Should your startup consider using Android Instant apps
Back in 2016, Google introduced the new Android Instant App platform, and we have since entered a new world of mobile functionality. A lot can be said about these instant apps, such as the ability to run lightweight, agile on-demand apps, what they are doing without the need of any user and go to the Play Store for download and installation, those users Offers many new opportunities to serve.
At the same time, Android instant apps are not perfect, and there are some real limitations to how they work and what they can do; This means that they can be a hindrance in the form of help. It is important to evaluate the capabilities of Android Instant Applications through the lens of a startup when it finds out what conditions they are most employed with.
When every decision matters and every last scrap of resources needs to be accounted for, can you risk using this static-neo-technology, or is the Android instant app something that startups need to use To be clear for? let’s take a closer look.
What quick applications can accomplish
Let’s face it: Instant apps are a very complete game-changer.

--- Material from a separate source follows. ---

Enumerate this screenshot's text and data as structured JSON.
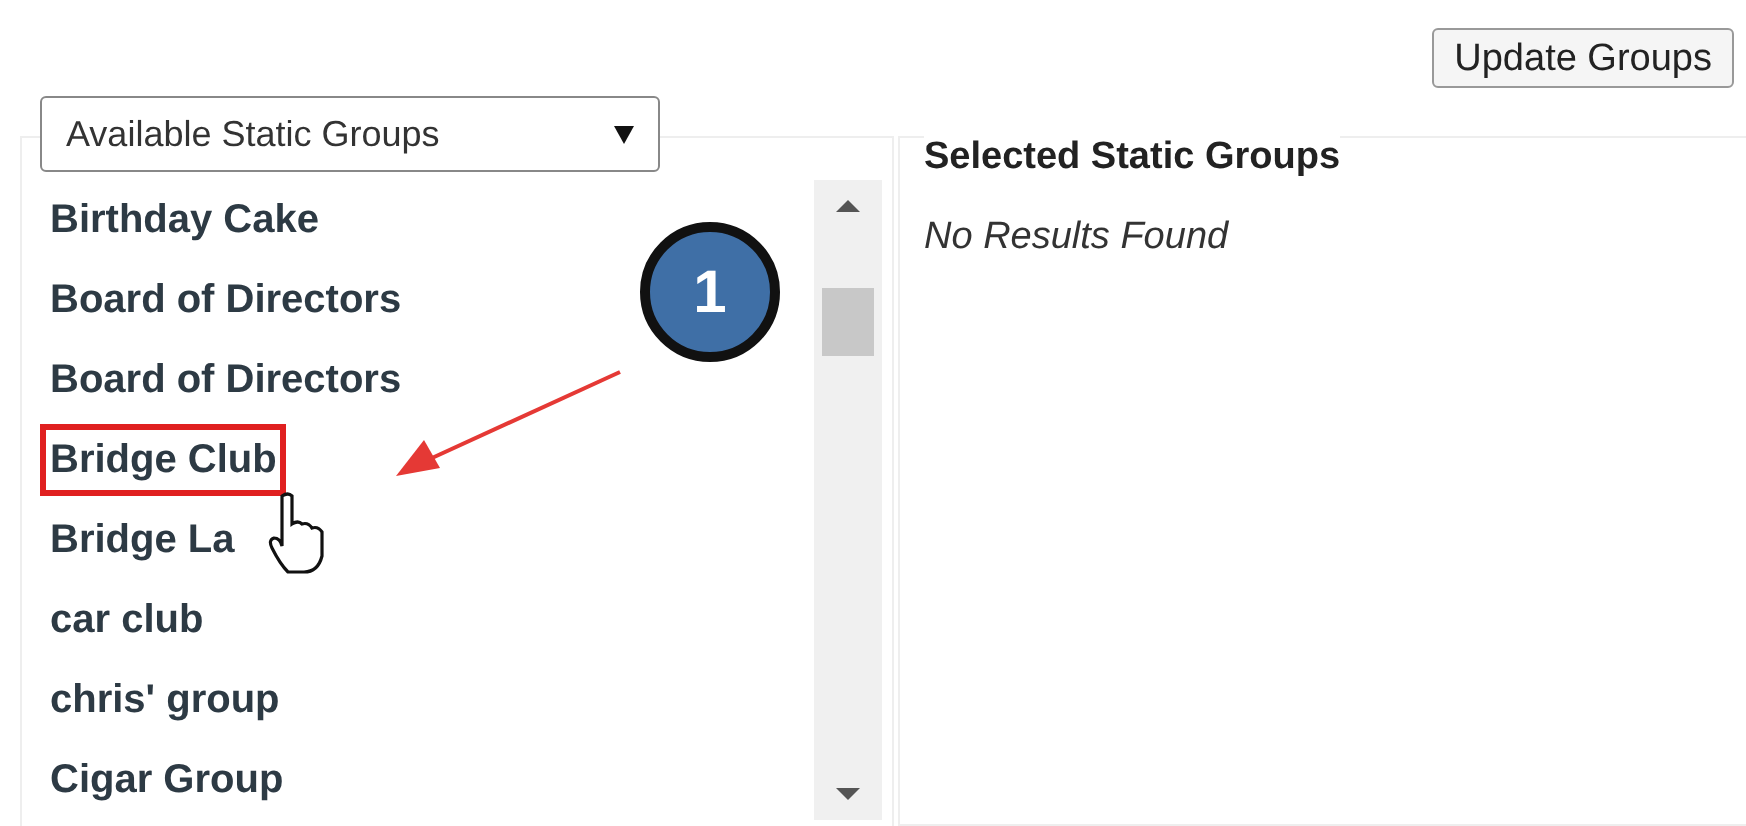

In many cases, the functionality they provide, all from a simple web URL, means that a mobile website can be completely replaced in one day by immediate application usage. They offer many advantages over attempting to entice users to transition from a mobile site to a dedicated native mobile app, especially since the inherent weaknesses of mobile browsers (especially when it comes to setting up) evaporate. When you add an instant app to the mix.
With instant application loading, users can download standalone apps to load a responsive, agile app with features and functionalities specifically targeted to what a user needs or wants to do at a specific URL. There is no need to push for. It also means that there is no need to entice users to do so by offering an incentive in the form of a discount code or freebie. Since these tactics were only effective on the frontier, not spending time and resources on them frees developers to focus on other, perhaps more important things.
In the startup world, anytime you can safely cut back or eliminate outside tasks, the better. This makes using Android Instant Apps quite attractive for a startup that no longer has to consider the entire strategy to send prospective mobile web users to the Play Store, download their standalone app, and then install it So that they can register a new account. Overcoming this major hurdle can accelerate the startup’s adoption process for its core product or service, providing the company with the momentum it needs to build.
What Instant Apps Cannot Do
When it comes to what an application can do for a startup, it is definitely a strong case when it comes to making development easier and resource management easier. Yet as beneficial as they may be, they are by no means a silver bullet.
In fact, using instant applications to solve certain problems can sometimes lead to the creation of completely new ones – and this can be bad news for startups unable to manage these new problems Or unable. In such cases, binding the startup’s development to more traditional approaches such as mobile websites or dedicated full-blown apps may work more in the startup’s favor.
The truth in that customer retention is that it is not a big problem when you are not trying to convince someone to stop doing something and downloading an original app. This also reduces the chance that users are going to throw up their hands in despair and look for greener pastures in a competitor. But while instant apps mitigate these problems, they speak of long-term stability and usage.
As they are dynamically
As they are dynamically loaded and then removed upon shutdown, startup users cannot collect data points and then follow up with a promotional email or push notification. This is particularly bad news for e-commerce startups, as repeat business is a major driver of success.
There is another problem with instant apps, which can result in bad news for startups. Strict requirements of memory that allow an instant app to dynamically load the quality of multimedia elements that immediate apps can take advantage of. Although some of these limitations can be circumvented with streaming audio or video, high-resolution images, such as product pictures, can sometimes be too vague to use. Low-resolution images are not nearly as effective in these cases, and hardly a strong selling point when all your products are pixelated to the point of uglyness.
Final Answer – It depends on whether the
The truth of it is that there will be circumstances and circumstances that make the instant app an excellent choice for a particular startup.